Top of Exercise data
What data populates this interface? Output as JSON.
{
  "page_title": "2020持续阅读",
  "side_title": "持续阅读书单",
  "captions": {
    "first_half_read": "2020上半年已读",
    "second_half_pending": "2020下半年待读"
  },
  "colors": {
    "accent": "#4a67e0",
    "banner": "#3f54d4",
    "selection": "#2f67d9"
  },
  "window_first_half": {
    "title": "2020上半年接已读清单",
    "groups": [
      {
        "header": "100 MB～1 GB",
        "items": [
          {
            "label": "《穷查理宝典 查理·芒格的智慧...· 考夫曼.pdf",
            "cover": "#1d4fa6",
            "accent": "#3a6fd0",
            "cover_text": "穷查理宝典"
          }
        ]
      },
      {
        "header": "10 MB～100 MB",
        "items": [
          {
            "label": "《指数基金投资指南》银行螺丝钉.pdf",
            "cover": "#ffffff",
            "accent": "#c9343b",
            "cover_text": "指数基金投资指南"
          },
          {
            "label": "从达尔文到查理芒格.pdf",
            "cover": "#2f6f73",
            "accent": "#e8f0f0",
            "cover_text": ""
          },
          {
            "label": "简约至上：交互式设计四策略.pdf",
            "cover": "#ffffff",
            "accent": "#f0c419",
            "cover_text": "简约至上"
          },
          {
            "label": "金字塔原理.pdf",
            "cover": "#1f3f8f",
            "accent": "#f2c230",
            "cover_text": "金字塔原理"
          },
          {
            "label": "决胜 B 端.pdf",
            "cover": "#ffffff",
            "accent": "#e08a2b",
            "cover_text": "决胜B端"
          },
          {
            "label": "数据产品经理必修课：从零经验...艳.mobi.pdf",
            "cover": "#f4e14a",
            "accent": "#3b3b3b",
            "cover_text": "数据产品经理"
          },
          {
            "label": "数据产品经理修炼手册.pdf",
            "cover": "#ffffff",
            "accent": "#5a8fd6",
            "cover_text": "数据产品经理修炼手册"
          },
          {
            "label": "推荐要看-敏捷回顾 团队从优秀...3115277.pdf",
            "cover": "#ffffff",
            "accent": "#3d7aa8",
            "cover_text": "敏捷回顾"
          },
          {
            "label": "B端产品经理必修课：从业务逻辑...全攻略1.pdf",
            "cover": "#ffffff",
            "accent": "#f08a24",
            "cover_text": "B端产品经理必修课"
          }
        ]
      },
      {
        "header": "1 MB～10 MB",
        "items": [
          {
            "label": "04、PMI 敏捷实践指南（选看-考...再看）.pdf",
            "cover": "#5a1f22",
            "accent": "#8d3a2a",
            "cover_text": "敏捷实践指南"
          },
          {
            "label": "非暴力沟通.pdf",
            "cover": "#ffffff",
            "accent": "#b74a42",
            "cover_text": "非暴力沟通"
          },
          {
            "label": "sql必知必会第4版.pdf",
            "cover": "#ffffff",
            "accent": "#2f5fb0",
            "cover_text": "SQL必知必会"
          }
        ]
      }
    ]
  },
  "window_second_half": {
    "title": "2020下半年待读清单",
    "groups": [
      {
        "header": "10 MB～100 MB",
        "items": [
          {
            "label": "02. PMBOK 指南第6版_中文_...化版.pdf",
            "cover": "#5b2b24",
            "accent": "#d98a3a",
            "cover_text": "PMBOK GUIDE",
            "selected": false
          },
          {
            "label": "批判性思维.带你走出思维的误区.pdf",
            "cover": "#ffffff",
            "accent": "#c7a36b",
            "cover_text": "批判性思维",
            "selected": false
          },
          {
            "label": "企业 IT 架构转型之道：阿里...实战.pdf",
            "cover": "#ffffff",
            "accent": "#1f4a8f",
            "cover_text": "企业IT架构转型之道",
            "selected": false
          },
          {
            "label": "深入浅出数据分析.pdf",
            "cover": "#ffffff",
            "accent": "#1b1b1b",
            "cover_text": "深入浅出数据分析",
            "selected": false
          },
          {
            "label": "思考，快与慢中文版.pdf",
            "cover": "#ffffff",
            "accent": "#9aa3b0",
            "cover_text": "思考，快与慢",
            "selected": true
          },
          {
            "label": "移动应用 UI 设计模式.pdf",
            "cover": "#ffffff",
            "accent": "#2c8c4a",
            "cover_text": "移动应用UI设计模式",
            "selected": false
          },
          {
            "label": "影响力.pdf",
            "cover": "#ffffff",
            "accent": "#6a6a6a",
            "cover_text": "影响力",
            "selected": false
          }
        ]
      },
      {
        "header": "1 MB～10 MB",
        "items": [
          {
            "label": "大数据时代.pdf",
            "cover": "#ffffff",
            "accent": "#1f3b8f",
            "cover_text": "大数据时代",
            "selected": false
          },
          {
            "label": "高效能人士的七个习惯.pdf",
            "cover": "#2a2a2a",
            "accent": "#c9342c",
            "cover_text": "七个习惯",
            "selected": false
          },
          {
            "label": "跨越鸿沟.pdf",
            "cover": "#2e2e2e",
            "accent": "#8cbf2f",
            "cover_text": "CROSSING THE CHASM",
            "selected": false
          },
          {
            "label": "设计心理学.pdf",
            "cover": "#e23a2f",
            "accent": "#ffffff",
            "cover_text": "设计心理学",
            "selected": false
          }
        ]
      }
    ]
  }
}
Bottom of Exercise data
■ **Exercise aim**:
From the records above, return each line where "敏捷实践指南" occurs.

■ **Answer area**:
            "label": "04、PMI 敏捷实践指南（选看-考...再看）.pdf",
            "cover_text": "敏捷实践指南"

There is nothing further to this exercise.